A foot in the door
The challenge for students who aren't being actively courted by employers is getting a foot in the door — an introduction to the organization that lets them show what they're capable of. These can take many forms, including internships, apprenticeships and micro-internship opportunities.
"We need to look at the job search like dating," said Moss. "We're not asking them to jump into marriage on the first date — we're looking at whether we're a good match." Experiential recruitment of this sort can give both sides a chance to see if they want to continue with the working relationship, since students get a chance to work on real projects.
For some hiring managers, this ability to 'try before they buy' may be key to opening their hiring to a wider range of candidates. For students, it can provide larger insight into the world of working. And even if the project didn't work out, the student has more work experience to add to their resume. "Like a bad date," said Moss, "at least you probably got a good meal out of it."
Going beyond the numbers
Moss noted that even the best university hires may not translate into long-term employees; "Many students will accept the first offer they receive from a good company, but they lack the context to understand if it's going to be a good fit." They often don't know what to expect from the role or the organization and it can be a culture shock once they're in place. On the other hand, retention rates tend to improve when an intern, apprentice or micro-intern make the transition from student to employee because they know the situation.
"With experiential recruitment, we're lowering the stakes and lowering the risk," Moss said. If a candidate the organization normally wouldn't have considered doesn't work out, it's no harm, no foul. "With short projects and internships you know quickly if they're the wrong fit."
Career fairs are becoming irrelevant on campus, Moss said, even though everyone is used to seeing them. In today's "apply online in 10 seconds" era, wandering the halls from booth to booth doesn't attract every student, especially those who have to work. But hiring talent through apprenticeships or internships opens the door to a wider range of candidates.
"Too many companies still rely on a minimum GPA:" said Moss, "that's how they've always done it and they don't know how to change. But it's a flawed system: once you get hiring authorities past that narrow qualification, they can see hiring based on deliverables is the better option."

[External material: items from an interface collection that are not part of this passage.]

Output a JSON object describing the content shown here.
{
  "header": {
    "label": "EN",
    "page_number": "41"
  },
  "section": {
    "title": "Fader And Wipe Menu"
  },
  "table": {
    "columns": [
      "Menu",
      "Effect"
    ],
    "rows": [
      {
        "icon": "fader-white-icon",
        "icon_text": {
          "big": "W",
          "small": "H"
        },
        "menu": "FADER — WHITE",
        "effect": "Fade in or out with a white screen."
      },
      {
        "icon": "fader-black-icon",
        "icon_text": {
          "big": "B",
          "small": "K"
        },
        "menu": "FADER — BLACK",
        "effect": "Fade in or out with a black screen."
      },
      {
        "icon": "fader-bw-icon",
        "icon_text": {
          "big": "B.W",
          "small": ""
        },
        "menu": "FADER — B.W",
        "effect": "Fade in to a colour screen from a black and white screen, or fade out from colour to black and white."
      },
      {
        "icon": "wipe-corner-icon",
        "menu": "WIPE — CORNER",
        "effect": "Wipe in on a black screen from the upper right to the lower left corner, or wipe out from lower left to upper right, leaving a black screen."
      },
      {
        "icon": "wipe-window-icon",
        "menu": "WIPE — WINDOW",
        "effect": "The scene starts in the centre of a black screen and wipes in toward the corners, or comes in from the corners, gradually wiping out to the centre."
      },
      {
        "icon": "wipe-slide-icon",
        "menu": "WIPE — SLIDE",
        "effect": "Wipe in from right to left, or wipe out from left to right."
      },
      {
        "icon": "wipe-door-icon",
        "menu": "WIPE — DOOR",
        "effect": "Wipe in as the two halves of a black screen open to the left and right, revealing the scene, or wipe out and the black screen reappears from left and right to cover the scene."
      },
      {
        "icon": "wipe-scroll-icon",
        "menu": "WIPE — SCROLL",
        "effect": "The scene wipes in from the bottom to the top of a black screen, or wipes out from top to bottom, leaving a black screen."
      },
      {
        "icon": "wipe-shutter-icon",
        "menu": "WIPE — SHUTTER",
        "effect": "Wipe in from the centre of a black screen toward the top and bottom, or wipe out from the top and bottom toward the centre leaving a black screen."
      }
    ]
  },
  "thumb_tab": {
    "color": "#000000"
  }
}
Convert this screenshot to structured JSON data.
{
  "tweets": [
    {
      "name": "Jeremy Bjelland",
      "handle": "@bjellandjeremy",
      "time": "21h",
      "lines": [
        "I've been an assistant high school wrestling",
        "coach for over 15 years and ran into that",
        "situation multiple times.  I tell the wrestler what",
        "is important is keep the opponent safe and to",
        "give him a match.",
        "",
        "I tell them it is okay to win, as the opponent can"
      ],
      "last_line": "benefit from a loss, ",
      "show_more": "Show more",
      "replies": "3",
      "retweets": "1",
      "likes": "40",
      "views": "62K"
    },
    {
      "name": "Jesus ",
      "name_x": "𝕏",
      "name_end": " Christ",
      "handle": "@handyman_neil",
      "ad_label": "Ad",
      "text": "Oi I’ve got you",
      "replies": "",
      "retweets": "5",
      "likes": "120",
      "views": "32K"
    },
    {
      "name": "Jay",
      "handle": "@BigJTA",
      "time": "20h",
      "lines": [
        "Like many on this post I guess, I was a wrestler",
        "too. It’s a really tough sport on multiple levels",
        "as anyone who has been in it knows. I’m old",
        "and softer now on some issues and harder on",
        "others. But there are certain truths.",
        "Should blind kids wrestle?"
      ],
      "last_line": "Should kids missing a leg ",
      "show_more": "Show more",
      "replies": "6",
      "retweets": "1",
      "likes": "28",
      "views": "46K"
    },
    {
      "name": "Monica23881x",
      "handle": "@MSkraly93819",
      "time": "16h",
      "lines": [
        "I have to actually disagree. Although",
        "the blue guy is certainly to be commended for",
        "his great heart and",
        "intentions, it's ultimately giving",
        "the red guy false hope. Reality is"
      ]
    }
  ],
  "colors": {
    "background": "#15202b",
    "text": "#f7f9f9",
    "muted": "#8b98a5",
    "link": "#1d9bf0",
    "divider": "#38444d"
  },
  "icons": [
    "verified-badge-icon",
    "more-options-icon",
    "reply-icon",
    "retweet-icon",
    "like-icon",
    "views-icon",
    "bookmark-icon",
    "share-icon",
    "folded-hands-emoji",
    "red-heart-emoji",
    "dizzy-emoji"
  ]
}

Often, he added, no one wants to be the first to venture into uncharted territory, like a slightly lower GPA or a different major than the job description calls for; it's often seen as too high stakes. But an intern or apprentice who's already proven their chops through the work they've performed makes the transition easier. "By lowering the risk," said Moss, "experiential recruitment helps business shift past 'the way we've always done it' to a system that works for every stakeholder."